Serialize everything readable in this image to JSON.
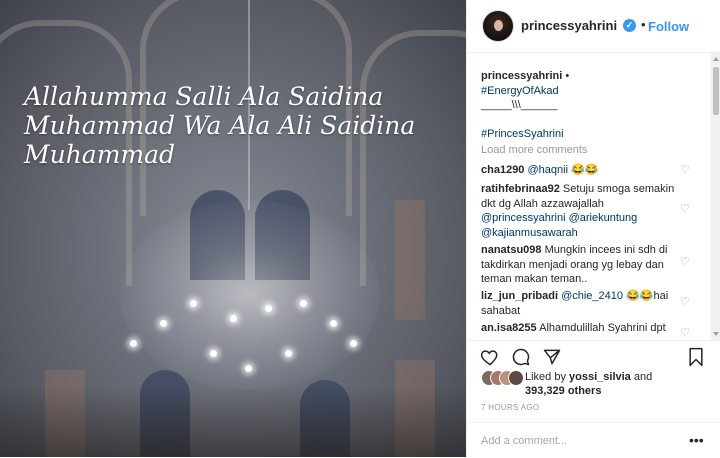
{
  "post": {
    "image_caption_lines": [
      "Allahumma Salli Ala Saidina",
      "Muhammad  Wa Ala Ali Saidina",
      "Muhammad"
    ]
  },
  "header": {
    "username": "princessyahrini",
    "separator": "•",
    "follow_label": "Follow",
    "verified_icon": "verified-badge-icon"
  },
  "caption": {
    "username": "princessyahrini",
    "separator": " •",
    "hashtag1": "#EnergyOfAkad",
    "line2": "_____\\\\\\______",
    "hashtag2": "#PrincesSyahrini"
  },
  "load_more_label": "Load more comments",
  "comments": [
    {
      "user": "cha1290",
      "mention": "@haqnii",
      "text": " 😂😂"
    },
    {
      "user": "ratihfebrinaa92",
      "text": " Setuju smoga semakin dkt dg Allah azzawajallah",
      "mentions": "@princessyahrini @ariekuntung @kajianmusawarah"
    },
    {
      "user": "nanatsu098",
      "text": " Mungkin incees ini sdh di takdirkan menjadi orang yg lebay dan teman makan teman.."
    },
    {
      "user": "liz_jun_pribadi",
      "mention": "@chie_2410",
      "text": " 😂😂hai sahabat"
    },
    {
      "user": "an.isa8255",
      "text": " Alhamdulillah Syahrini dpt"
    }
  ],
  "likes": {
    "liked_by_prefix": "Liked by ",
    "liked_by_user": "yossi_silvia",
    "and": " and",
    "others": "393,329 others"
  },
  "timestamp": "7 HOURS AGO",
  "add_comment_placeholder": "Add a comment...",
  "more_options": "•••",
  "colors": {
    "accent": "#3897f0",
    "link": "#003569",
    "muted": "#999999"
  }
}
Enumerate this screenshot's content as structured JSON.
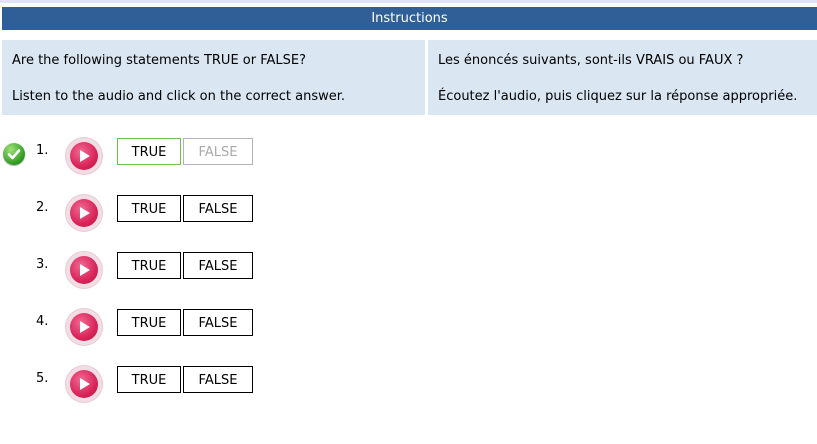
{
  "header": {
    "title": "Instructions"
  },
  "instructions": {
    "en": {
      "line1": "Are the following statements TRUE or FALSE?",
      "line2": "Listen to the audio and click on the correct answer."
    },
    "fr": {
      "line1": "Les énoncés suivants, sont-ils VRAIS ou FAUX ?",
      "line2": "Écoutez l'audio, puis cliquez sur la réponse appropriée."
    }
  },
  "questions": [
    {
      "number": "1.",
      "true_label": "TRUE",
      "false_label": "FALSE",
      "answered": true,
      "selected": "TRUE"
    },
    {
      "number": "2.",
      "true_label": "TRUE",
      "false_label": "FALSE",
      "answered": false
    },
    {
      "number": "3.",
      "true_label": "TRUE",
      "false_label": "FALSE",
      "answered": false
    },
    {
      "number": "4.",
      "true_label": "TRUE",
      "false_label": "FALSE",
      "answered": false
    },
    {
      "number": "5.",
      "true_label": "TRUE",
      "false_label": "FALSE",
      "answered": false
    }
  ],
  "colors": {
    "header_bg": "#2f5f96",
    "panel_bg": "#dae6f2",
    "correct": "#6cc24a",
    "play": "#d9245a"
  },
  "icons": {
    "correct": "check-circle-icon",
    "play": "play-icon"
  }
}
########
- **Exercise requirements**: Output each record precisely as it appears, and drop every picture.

- **Answer to this problem**:
Serialize everything readable in this image to JSON.
{
  "post": {
    "image_caption_lines": [
      "Allahumma Salli Ala Saidina",
      "Muhammad  Wa Ala Ali Saidina",
      "Muhammad"
    ]
  },
  "header": {
    "username": "princessyahrini",
    "separator": "•",
    "follow_label": "Follow",
    "verified_icon": "verified-badge-icon"
  },
  "caption": {
    "username": "princessyahrini",
    "separator": " •",
    "hashtag1": "#EnergyOfAkad",
    "line2": "_____\\\\\\______",
    "hashtag2": "#PrincesSyahrini"
  },
  "load_more_label": "Load more comments",
  "comments": [
    {
      "user": "cha1290",
      "mention": "@haqnii",
      "text": " 😂😂"
    },
    {
      "user": "ratihfebrinaa92",
      "text": " Setuju smoga semakin dkt dg Allah azzawajallah",
      "mentions": "@princessyahrini @ariekuntung @kajianmusawarah"
    },
    {
      "user": "nanatsu098",
      "text": " Mungkin incees ini sdh di takdirkan menjadi orang yg lebay dan teman makan teman.."
    },
    {
      "user": "liz_jun_pribadi",
      "mention": "@chie_2410",
      "text": " 😂😂hai sahabat"
    },
    {
      "user": "an.isa8255",
      "text": " Alhamdulillah Syahrini dpt"
    }
  ],
  "likes": {
    "liked_by_prefix": "Liked by ",
    "liked_by_user": "yossi_silvia",
    "and": " and",
    "others": "393,329 others"
  },
  "timestamp": "7 HOURS AGO",
  "add_comment_placeholder": "Add a comment...",
  "more_options": "•••",
  "colors": {
    "accent": "#3897f0",
    "link": "#003569",
    "muted": "#999999"
  }
}
Enumerate this screenshot's content as structured JSON.
{
  "header": {
    "title": "Instructions"
  },
  "instructions": {
    "en": {
      "line1": "Are the following statements TRUE or FALSE?",
      "line2": "Listen to the audio and click on the correct answer."
    },
    "fr": {
      "line1": "Les énoncés suivants, sont-ils VRAIS ou FAUX ?",
      "line2": "Écoutez l'audio, puis cliquez sur la réponse appropriée."
    }
  },
  "questions": [
    {
      "number": "1.",
      "true_label": "TRUE",
      "false_label": "FALSE",
      "answered": true,
      "selected": "TRUE"
    },
    {
      "number": "2.",
      "true_label": "TRUE",
      "false_label": "FALSE",
      "answered": false
    },
    {
      "number": "3.",
      "true_label": "TRUE",
      "false_label": "FALSE",
      "answered": false
    },
    {
      "number": "4.",
      "true_label": "TRUE",
      "false_label": "FALSE",
      "answered": false
    },
    {
      "number": "5.",
      "true_label": "TRUE",
      "false_label": "FALSE",
      "answered": false
    }
  ],
  "colors": {
    "header_bg": "#2f5f96",
    "panel_bg": "#dae6f2",
    "correct": "#6cc24a",
    "play": "#d9245a"
  },
  "icons": {
    "correct": "check-circle-icon",
    "play": "play-icon"
  }
}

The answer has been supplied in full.